START GIVEN INFORMATION

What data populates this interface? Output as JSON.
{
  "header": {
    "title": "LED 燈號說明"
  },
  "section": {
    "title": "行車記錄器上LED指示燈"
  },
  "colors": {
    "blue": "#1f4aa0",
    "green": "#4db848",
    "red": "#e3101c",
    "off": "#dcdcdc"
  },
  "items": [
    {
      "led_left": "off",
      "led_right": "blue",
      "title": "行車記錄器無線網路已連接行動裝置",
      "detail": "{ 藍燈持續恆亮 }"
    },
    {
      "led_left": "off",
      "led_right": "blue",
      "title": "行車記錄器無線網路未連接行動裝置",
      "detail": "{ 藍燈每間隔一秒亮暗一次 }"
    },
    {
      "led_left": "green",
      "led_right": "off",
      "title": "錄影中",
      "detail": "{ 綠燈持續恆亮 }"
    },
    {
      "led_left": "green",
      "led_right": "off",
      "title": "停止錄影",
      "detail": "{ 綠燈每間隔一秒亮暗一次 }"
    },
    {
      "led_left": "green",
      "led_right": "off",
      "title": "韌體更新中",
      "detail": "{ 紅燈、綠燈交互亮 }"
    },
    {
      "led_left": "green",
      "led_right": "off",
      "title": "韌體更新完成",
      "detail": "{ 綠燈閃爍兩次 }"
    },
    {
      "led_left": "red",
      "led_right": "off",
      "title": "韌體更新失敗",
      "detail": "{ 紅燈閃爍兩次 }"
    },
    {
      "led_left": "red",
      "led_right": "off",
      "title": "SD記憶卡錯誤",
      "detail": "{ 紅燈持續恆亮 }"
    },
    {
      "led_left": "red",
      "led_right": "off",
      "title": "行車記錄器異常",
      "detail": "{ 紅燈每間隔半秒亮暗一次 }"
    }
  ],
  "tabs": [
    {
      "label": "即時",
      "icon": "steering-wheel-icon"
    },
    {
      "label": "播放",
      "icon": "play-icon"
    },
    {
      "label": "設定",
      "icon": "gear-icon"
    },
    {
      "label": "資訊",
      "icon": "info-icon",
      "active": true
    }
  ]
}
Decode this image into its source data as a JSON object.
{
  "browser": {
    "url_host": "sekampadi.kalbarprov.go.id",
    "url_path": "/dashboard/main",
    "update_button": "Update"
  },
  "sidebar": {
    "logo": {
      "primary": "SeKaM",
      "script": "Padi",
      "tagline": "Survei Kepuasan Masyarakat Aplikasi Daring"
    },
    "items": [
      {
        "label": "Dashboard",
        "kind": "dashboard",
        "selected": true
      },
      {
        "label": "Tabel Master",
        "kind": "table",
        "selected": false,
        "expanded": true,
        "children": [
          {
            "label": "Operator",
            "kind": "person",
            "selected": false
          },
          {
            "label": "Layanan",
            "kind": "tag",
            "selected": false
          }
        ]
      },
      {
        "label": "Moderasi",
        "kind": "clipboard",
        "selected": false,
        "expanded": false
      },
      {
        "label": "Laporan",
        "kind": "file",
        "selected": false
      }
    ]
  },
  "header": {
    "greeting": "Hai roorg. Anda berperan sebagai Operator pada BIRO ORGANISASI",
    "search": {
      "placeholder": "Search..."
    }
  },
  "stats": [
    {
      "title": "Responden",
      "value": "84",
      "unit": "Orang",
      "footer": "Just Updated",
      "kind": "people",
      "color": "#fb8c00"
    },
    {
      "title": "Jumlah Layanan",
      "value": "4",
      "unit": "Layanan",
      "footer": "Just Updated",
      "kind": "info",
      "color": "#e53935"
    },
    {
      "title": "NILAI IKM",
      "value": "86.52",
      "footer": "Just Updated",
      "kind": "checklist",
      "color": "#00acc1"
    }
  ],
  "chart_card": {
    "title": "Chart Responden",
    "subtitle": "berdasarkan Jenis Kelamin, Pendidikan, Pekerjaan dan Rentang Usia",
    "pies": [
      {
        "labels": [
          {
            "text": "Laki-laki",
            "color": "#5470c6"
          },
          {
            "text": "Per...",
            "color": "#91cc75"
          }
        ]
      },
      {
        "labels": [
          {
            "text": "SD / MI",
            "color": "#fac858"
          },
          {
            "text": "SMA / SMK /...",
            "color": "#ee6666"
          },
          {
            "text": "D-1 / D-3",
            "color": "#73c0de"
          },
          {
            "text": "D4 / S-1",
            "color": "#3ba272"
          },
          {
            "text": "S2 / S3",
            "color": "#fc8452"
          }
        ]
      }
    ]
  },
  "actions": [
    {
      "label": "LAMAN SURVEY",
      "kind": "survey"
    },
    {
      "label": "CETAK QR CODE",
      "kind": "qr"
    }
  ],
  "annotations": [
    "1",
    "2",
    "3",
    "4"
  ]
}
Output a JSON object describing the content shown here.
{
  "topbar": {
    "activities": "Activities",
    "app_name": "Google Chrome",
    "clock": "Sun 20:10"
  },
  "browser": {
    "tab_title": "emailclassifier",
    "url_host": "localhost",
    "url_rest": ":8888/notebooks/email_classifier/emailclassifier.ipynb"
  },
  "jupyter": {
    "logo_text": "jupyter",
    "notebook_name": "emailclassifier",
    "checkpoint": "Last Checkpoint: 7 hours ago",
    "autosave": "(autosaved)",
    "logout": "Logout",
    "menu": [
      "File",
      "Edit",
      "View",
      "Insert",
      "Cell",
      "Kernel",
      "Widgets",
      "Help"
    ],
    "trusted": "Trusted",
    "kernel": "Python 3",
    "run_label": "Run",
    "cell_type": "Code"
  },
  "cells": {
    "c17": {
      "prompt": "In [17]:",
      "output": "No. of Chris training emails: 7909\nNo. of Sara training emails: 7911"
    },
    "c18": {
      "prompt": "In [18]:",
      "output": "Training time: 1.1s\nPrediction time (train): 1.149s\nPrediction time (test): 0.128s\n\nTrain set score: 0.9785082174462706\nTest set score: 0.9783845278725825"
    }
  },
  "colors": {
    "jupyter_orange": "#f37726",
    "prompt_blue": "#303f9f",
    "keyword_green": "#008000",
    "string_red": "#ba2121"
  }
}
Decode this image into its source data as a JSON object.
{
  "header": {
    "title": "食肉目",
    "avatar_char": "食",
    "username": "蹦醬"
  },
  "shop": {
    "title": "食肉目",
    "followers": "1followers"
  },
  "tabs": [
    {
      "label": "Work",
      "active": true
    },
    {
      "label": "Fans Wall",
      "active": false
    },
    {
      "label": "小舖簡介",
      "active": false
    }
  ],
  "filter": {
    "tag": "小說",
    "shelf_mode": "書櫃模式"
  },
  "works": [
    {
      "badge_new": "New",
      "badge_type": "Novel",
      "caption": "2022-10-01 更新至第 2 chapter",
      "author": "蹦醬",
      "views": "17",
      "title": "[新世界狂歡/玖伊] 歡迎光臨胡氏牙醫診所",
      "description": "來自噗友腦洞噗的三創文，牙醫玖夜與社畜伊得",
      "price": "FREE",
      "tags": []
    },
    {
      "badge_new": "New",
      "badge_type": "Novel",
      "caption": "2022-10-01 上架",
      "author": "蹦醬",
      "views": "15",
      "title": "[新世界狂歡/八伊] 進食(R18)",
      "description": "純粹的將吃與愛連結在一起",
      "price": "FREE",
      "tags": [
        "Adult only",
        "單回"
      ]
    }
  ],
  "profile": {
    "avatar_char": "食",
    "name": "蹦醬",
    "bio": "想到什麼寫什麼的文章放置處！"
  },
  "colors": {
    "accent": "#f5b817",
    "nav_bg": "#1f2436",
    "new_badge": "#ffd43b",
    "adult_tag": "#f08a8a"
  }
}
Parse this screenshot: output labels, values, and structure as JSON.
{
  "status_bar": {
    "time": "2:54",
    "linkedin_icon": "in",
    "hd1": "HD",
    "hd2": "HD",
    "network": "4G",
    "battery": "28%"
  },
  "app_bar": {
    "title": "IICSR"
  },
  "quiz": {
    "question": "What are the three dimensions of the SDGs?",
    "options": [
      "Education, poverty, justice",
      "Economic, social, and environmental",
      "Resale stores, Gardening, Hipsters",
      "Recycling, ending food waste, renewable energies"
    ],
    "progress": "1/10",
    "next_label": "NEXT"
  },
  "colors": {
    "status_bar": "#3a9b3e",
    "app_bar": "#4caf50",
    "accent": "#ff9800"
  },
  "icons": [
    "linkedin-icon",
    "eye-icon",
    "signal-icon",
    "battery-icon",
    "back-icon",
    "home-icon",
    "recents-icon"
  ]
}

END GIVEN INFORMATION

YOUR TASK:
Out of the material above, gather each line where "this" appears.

TASK RESPONSE:
What data populates this interface? Output as JSON.
Decode this image into its source data as a JSON object.
Decode this image into its source data as a JSON object.
Parse this screenshot: output labels, values, and structure as JSON.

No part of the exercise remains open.